With new grant, Boston’s guerilla chamber orchestra plots orchestral future
Michael Unterman is a professional concert cellist, but his morning routine is decidedly computer-based.
Most days, the musician goes straight to his laptop to answer emails and write blog posts and program notes. As a member of the Boston chamber orchestra A Far Cry, Unterman’s job is far from the norm.
A Far Cry stands soundly as one of Boston’s most niche live classical music destinations. The group’s 18 musicians, who style themselves “The Criers,” can be heard performing in their native Jamaica Plain, as well as the Gardner museum, Jordan Hall, and St. John’s Church (to Unterman, St. John’s is their Fenway; “the pews stand in for bleachers”). They maintain a steady presence in Jamaica Plain with their storefront rehearsal space, which, during said rehearsals, is open to the public.
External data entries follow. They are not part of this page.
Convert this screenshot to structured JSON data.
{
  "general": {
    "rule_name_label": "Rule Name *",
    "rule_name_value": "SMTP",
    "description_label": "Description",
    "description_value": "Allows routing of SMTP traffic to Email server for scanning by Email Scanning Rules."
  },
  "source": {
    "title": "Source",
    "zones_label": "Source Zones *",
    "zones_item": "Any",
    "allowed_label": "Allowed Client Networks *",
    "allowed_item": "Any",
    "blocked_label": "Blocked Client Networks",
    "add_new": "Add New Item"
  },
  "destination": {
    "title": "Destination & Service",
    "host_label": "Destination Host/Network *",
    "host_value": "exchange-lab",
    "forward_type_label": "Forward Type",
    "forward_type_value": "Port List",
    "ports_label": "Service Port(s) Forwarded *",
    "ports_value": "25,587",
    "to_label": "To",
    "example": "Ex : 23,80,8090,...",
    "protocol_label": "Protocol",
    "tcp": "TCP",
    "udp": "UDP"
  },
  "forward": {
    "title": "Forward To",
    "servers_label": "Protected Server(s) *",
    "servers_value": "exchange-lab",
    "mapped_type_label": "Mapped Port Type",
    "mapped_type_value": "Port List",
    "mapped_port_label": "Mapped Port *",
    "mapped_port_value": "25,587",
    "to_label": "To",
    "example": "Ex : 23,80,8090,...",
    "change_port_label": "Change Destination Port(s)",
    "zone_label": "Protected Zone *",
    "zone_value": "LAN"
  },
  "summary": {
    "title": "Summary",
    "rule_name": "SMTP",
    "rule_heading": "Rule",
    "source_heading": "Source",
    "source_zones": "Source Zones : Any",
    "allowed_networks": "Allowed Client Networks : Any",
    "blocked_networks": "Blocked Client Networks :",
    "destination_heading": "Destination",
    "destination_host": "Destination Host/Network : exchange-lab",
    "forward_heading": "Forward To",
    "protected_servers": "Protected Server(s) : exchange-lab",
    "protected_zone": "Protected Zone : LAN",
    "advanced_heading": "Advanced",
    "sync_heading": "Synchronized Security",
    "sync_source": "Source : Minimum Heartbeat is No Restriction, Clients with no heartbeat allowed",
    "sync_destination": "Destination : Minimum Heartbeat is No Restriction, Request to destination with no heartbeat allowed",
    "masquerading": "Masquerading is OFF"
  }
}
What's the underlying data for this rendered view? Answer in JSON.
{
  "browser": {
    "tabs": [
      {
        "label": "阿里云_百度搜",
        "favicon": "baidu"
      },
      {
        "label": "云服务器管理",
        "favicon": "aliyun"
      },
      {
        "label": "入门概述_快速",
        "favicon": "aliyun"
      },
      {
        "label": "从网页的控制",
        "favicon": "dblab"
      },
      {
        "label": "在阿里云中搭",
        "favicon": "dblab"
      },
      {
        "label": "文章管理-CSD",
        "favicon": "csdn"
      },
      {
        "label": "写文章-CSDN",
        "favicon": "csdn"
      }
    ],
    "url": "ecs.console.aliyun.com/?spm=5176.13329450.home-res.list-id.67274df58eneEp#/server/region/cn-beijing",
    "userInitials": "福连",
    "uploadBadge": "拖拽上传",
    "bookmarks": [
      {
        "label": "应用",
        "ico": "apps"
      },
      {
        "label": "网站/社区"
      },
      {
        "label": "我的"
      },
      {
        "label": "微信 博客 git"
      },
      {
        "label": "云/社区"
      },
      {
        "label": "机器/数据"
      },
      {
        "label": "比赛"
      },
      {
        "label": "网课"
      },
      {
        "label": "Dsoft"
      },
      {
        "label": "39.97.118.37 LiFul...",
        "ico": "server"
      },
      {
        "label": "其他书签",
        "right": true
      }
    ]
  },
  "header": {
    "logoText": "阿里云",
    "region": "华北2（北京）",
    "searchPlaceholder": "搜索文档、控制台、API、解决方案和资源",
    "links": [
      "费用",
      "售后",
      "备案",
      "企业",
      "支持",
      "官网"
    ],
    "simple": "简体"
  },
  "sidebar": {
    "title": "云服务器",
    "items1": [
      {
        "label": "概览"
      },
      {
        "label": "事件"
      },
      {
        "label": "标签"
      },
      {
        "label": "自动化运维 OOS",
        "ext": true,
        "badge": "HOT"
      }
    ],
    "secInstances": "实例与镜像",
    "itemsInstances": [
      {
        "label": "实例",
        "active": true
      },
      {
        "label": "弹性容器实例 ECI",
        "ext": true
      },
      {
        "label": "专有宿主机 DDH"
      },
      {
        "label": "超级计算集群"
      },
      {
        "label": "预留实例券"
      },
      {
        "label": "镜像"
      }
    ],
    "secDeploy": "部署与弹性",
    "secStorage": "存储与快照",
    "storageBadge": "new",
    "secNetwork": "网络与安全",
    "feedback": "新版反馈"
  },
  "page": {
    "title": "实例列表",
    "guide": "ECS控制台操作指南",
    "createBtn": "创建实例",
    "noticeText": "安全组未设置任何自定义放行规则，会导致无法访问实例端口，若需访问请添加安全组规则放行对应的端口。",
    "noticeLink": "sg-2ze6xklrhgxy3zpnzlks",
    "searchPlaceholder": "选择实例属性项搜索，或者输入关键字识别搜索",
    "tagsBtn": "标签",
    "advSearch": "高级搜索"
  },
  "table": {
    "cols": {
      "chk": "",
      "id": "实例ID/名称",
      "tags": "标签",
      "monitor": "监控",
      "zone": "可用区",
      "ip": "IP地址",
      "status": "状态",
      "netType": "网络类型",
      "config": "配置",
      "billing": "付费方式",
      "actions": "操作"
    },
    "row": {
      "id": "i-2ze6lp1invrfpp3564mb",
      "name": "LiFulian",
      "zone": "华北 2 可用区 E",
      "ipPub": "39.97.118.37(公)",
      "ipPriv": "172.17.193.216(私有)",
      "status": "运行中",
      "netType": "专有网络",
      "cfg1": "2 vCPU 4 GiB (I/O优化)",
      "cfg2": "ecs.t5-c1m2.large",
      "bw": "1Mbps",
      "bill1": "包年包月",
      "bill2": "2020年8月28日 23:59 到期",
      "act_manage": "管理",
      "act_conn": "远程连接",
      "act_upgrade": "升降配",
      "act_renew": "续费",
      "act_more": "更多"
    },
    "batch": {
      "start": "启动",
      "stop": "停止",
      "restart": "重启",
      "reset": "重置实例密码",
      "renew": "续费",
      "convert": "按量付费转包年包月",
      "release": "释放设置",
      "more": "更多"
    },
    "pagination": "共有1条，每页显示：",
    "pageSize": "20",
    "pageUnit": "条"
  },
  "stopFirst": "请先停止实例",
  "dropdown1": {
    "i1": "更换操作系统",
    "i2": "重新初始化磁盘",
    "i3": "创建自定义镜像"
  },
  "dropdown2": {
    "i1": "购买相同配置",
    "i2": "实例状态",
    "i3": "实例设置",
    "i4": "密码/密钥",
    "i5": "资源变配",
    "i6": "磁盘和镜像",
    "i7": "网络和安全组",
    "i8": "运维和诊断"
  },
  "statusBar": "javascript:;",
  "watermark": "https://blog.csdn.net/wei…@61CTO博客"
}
And it was recently announced that A Far Cry are up for two 2019 Grammy Awards—for Best Engineered Album, Classical and Best Chamber Music/Small Ensemble Performance—for their Visions And Variations project.
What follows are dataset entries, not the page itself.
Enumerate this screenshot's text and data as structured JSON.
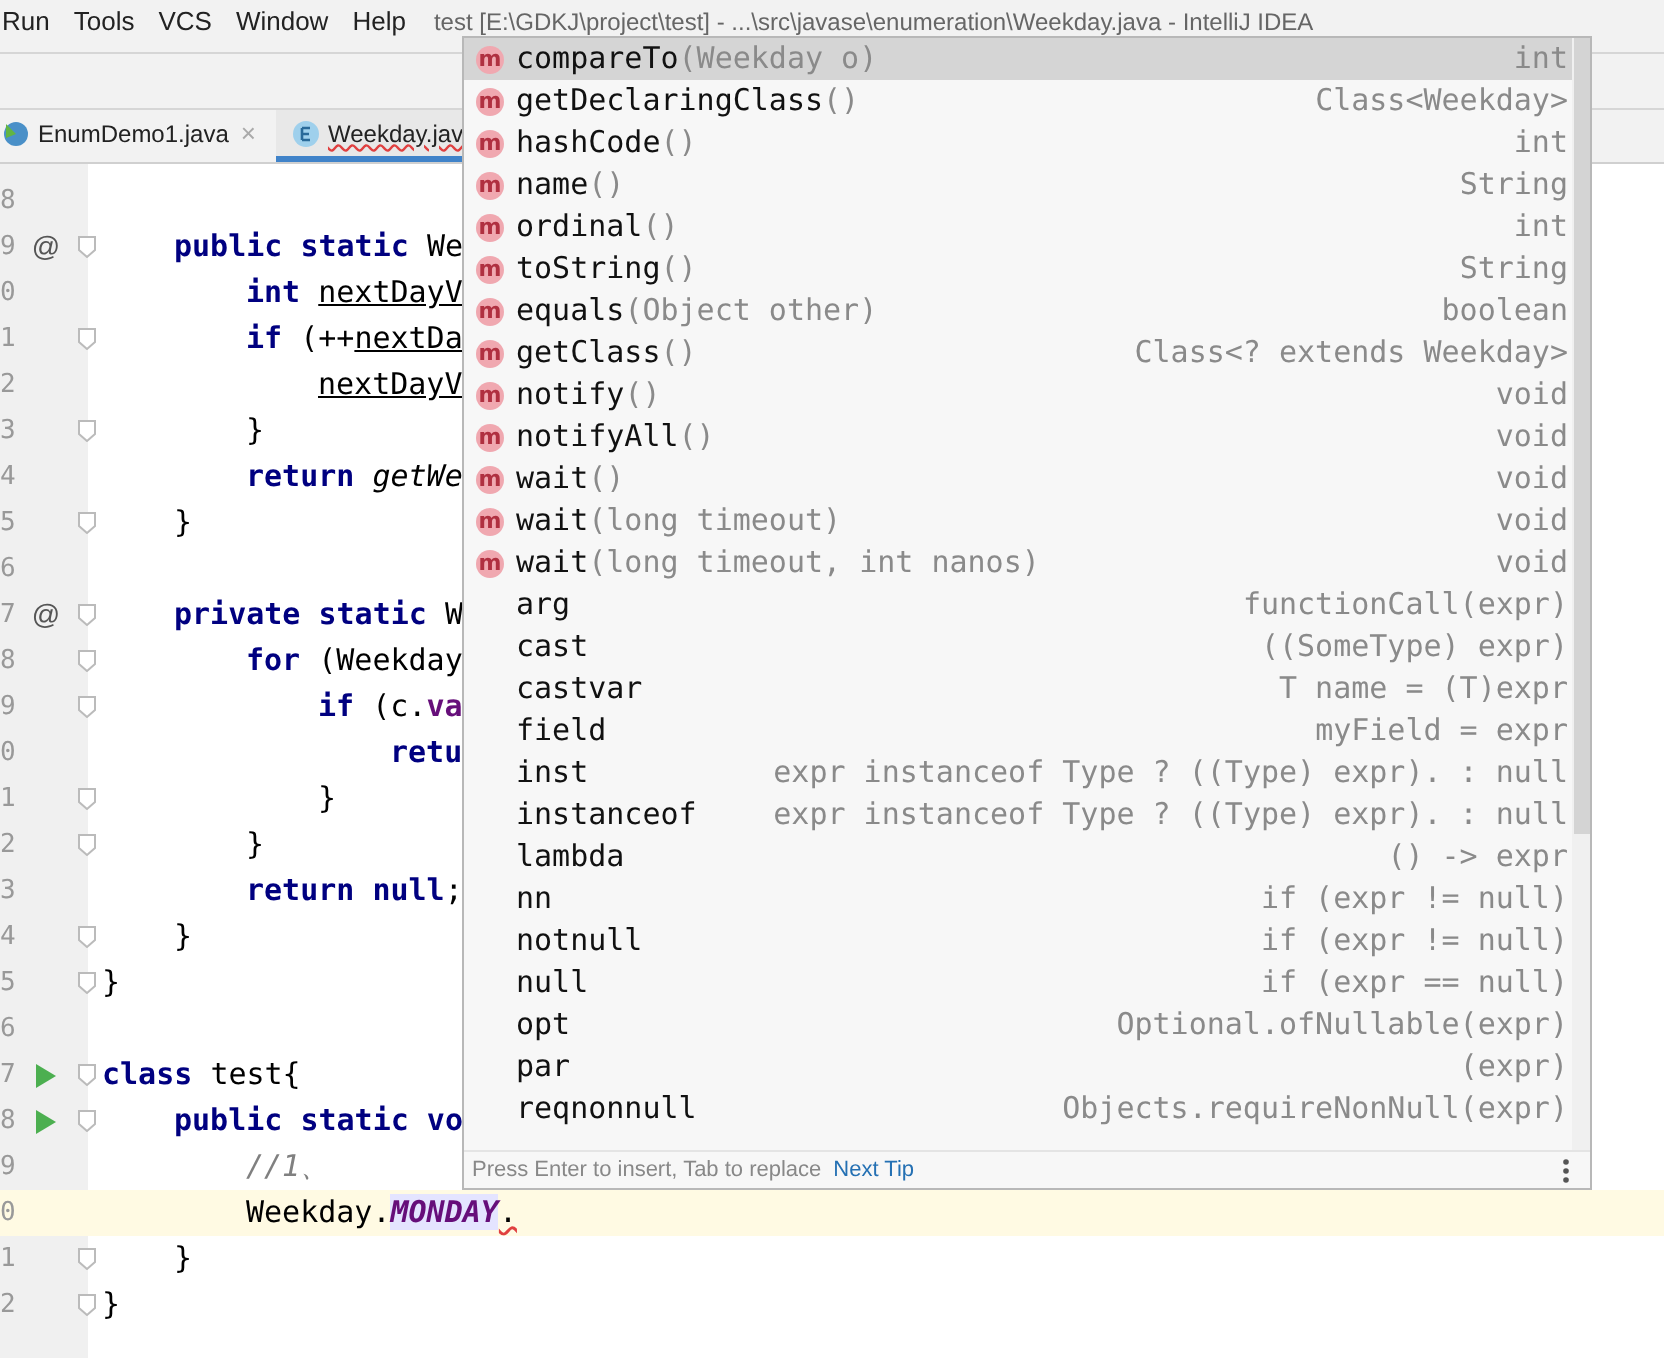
{
  "menu_bar": {
    "items": [
      "Run",
      "Tools",
      "VCS",
      "Window",
      "Help"
    ],
    "title": "test [E:\\GDKJ\\project\\test] - ...\\src\\javase\\enumeration\\Weekday.java - IntelliJ IDEA"
  },
  "tabs": [
    {
      "label": "EnumDemo1.java",
      "kind": "class",
      "selected": false,
      "error": false,
      "close": "×"
    },
    {
      "label": "Weekday.jav",
      "kind": "enum",
      "selected": true,
      "error": true
    }
  ],
  "editor": {
    "lines": [
      {
        "children": [
          {
            "number": "8",
            "run": false,
            "fold": false,
            "current": false
          },
          {
            "number": "9",
            "marker": "@",
            "run": false,
            "fold": true,
            "current": false,
            "segments": [
              {
                "kind": "kw",
                "text": "public static "
              },
              {
                "kind": "plain",
                "text": "We"
              }
            ],
            "children": [
              {
                "number": "0",
                "run": false,
                "fold": false,
                "current": false,
                "segments": [
                  {
                    "kind": "kw",
                    "text": "int "
                  },
                  {
                    "kind": "var",
                    "text": "nextDayV"
                  }
                ]
              },
              {
                "number": "1",
                "run": false,
                "fold": true,
                "current": false,
                "segments": [
                  {
                    "kind": "kw",
                    "text": "if "
                  },
                  {
                    "kind": "plain",
                    "text": "(++"
                  },
                  {
                    "kind": "var",
                    "text": "nextDa"
                  }
                ],
                "children": [
                  {
                    "number": "2",
                    "run": false,
                    "fold": false,
                    "current": false,
                    "segments": [
                      {
                        "kind": "var",
                        "text": "nextDayV"
                      }
                    ]
                  }
                ]
              },
              {
                "number": "3",
                "run": false,
                "fold": true,
                "current": false,
                "segments": [
                  {
                    "kind": "plain",
                    "text": "}"
                  }
                ]
              },
              {
                "number": "4",
                "run": false,
                "fold": false,
                "current": false,
                "segments": [
                  {
                    "kind": "kw",
                    "text": "return "
                  },
                  {
                    "kind": "call",
                    "text": "getWe"
                  }
                ]
              }
            ]
          },
          {
            "number": "5",
            "run": false,
            "fold": true,
            "current": false,
            "segments": [
              {
                "kind": "plain",
                "text": "}"
              }
            ]
          },
          {
            "number": "6",
            "run": false,
            "fold": false,
            "current": false
          },
          {
            "number": "7",
            "marker": "@",
            "run": false,
            "fold": true,
            "current": false,
            "segments": [
              {
                "kind": "kw",
                "text": "private static "
              },
              {
                "kind": "plain",
                "text": "W"
              }
            ],
            "children": [
              {
                "number": "8",
                "run": false,
                "fold": true,
                "current": false,
                "segments": [
                  {
                    "kind": "kw",
                    "text": "for "
                  },
                  {
                    "kind": "plain",
                    "text": "(Weekday"
                  }
                ],
                "children": [
                  {
                    "number": "9",
                    "run": false,
                    "fold": true,
                    "current": false,
                    "segments": [
                      {
                        "kind": "kw",
                        "text": "if "
                      },
                      {
                        "kind": "plain",
                        "text": "(c."
                      },
                      {
                        "kind": "field",
                        "text": "va"
                      }
                    ],
                    "children": [
                      {
                        "number": "0",
                        "run": false,
                        "fold": false,
                        "current": false,
                        "segments": [
                          {
                            "kind": "kw",
                            "text": "retu"
                          }
                        ]
                      }
                    ]
                  },
                  {
                    "number": "1",
                    "run": false,
                    "fold": true,
                    "current": false,
                    "segments": [
                      {
                        "kind": "plain",
                        "text": "}"
                      }
                    ]
                  }
                ]
              },
              {
                "number": "2",
                "run": false,
                "fold": true,
                "current": false,
                "segments": [
                  {
                    "kind": "plain",
                    "text": "}"
                  }
                ]
              },
              {
                "number": "3",
                "run": false,
                "fold": false,
                "current": false,
                "segments": [
                  {
                    "kind": "kw",
                    "text": "return null"
                  },
                  {
                    "kind": "plain",
                    "text": ";"
                  }
                ]
              }
            ]
          },
          {
            "number": "4",
            "run": false,
            "fold": true,
            "current": false,
            "segments": [
              {
                "kind": "plain",
                "text": "}"
              }
            ]
          }
        ]
      },
      {
        "number": "5",
        "run": false,
        "fold": true,
        "current": false,
        "segments": [
          {
            "kind": "plain",
            "text": "}"
          }
        ]
      },
      {
        "number": "6",
        "run": false,
        "fold": false,
        "current": false
      },
      {
        "number": "7",
        "run": true,
        "fold": true,
        "current": false,
        "segments": [
          {
            "kind": "kw",
            "text": "class "
          },
          {
            "kind": "plain",
            "text": "test{"
          }
        ],
        "children": [
          {
            "number": "8",
            "run": true,
            "fold": true,
            "current": false,
            "segments": [
              {
                "kind": "kw",
                "text": "public static vo"
              }
            ],
            "children": [
              {
                "number": "9",
                "run": false,
                "fold": false,
                "current": false,
                "segments": [
                  {
                    "kind": "comment",
                    "text": "//1、"
                  }
                ]
              },
              {
                "number": "0",
                "run": false,
                "fold": false,
                "current": true,
                "segments": [
                  {
                    "kind": "plain",
                    "text": "Weekday."
                  },
                  {
                    "kind": "constant",
                    "text": "MONDAY"
                  },
                  {
                    "kind": "error",
                    "text": "."
                  }
                ]
              }
            ]
          },
          {
            "number": "1",
            "run": false,
            "fold": true,
            "current": false,
            "segments": [
              {
                "kind": "plain",
                "text": "}"
              }
            ]
          }
        ]
      },
      {
        "number": "2",
        "run": false,
        "fold": true,
        "current": false,
        "segments": [
          {
            "kind": "plain",
            "text": "}"
          }
        ]
      }
    ]
  },
  "completion_popup": {
    "items": [
      {
        "kind": "method",
        "icon": "m",
        "name": "compareTo",
        "params": "(Weekday o)",
        "type": "int",
        "selected": true
      },
      {
        "kind": "method",
        "icon": "m",
        "name": "getDeclaringClass",
        "params": "()",
        "type": "Class<Weekday>",
        "selected": false
      },
      {
        "kind": "method",
        "icon": "m",
        "name": "hashCode",
        "params": "()",
        "type": "int",
        "selected": false
      },
      {
        "kind": "method",
        "icon": "m",
        "name": "name",
        "params": "()",
        "type": "String",
        "selected": false
      },
      {
        "kind": "method",
        "icon": "m",
        "name": "ordinal",
        "params": "()",
        "type": "int",
        "selected": false
      },
      {
        "kind": "method",
        "icon": "m",
        "name": "toString",
        "params": "()",
        "type": "String",
        "selected": false
      },
      {
        "kind": "method",
        "icon": "m",
        "name": "equals",
        "params": "(Object other)",
        "type": "boolean",
        "selected": false
      },
      {
        "kind": "method",
        "icon": "m",
        "name": "getClass",
        "params": "()",
        "type": "Class<? extends Weekday>",
        "selected": false
      },
      {
        "kind": "method",
        "icon": "m",
        "name": "notify",
        "params": "()",
        "type": "void",
        "selected": false
      },
      {
        "kind": "method",
        "icon": "m",
        "name": "notifyAll",
        "params": "()",
        "type": "void",
        "selected": false
      },
      {
        "kind": "method",
        "icon": "m",
        "name": "wait",
        "params": "()",
        "type": "void",
        "selected": false
      },
      {
        "kind": "method",
        "icon": "m",
        "name": "wait",
        "params": "(long timeout)",
        "type": "void",
        "selected": false
      },
      {
        "kind": "method",
        "icon": "m",
        "name": "wait",
        "params": "(long timeout, int nanos)",
        "type": "void",
        "selected": false
      },
      {
        "kind": "template",
        "name": "arg",
        "type": "functionCall(expr)",
        "selected": false
      },
      {
        "kind": "template",
        "name": "cast",
        "type": "((SomeType) expr)",
        "selected": false
      },
      {
        "kind": "template",
        "name": "castvar",
        "type": "T name = (T)expr",
        "selected": false
      },
      {
        "kind": "template",
        "name": "field",
        "type": "myField = expr",
        "selected": false
      },
      {
        "kind": "template",
        "name": "inst",
        "type": "expr instanceof Type ? ((Type) expr). : null",
        "selected": false
      },
      {
        "kind": "template",
        "name": "instanceof",
        "type": "expr instanceof Type ? ((Type) expr). : null",
        "selected": false
      },
      {
        "kind": "template",
        "name": "lambda",
        "type": "() -> expr",
        "selected": false
      },
      {
        "kind": "template",
        "name": "nn",
        "type": "if (expr != null)",
        "selected": false
      },
      {
        "kind": "template",
        "name": "notnull",
        "type": "if (expr != null)",
        "selected": false
      },
      {
        "kind": "template",
        "name": "null",
        "type": "if (expr == null)",
        "selected": false
      },
      {
        "kind": "template",
        "name": "opt",
        "type": "Optional.ofNullable(expr)",
        "selected": false
      },
      {
        "kind": "template",
        "name": "par",
        "type": "(expr)",
        "selected": false
      },
      {
        "kind": "template",
        "name": "reqnonnull",
        "type": "Objects.requireNonNull(expr)",
        "selected": false
      }
    ],
    "hint": "Press Enter to insert, Tab to replace",
    "link": "Next Tip"
  }
}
As such national props go to show, despite their small number and local setting, the self-conducted group packs diverse approaches and viewpoints that click beyond Boston. They’re versatile, willing to play “traditional” classical numbers, but also not afraid to infuse classic country in the form of “Red River Valley,” or even to unfold a fresh orchestral spin on some Daft Punk.
“It’s a kind of situation that I wish more people could experience,” Unterman said. “It’s one where you’re compelled to embrace a huge diversity of ideas from people on equal footing.”
This unique spirit helps to differentiate the cluster from other, more conservative and antiquated (read: elitist) orchestras in the area. And it factors into why they were selected as one of the 29 recipients of a coveted Barr-Klarman Arts Initiative grant back in October. The initiative has raised $25 million and will be disbursed to the selected organizations over the next six years.
“The philosophy behind the Barr-Klarman Initiative is a bit counter-intuitive, but brilliant,” Unterman explained. “Most grants provide money to complete a specific project or goal.
Sometimes, though, it creates a situation where, when the funding ends, the organization finds itself back at square one, or worse, has to scale back.”
The Barr and Klarman Family Foundations realized that a large number of arts groups were critically undercapitalized, with insufficient funds to work with.
The grant also allows for the spread of communal art, which is something that A Far Cry have already had their hands in for some time now. They’ve been engaged in a three-year partnership with Project STEP (a program that provides string instrument training to children and youth from underrepresented communities) and are working with local schools to promote the study of music, as well as issues of diversity.
“We’ve had programs based around themes of leadership, philosophy, food, ecology, mathematics, immigration, and feminism or that bring various musical styles into the mix, different types of fiddling, world music, rock, rap, jazz.”
With a $300,000 boost from Barr-Klarman, A Far Cry can continue playing on to Grammy pastures—with stops from the Isabella Stewart Gardner Museum in Boston to as far away as California—with confidence that things are okay on the homefront.
“A lot of arts organizations,” Unterman said, “are essentially one mishap or, for a performing arts organization, one ill-timed snowstorm away from serious trouble.”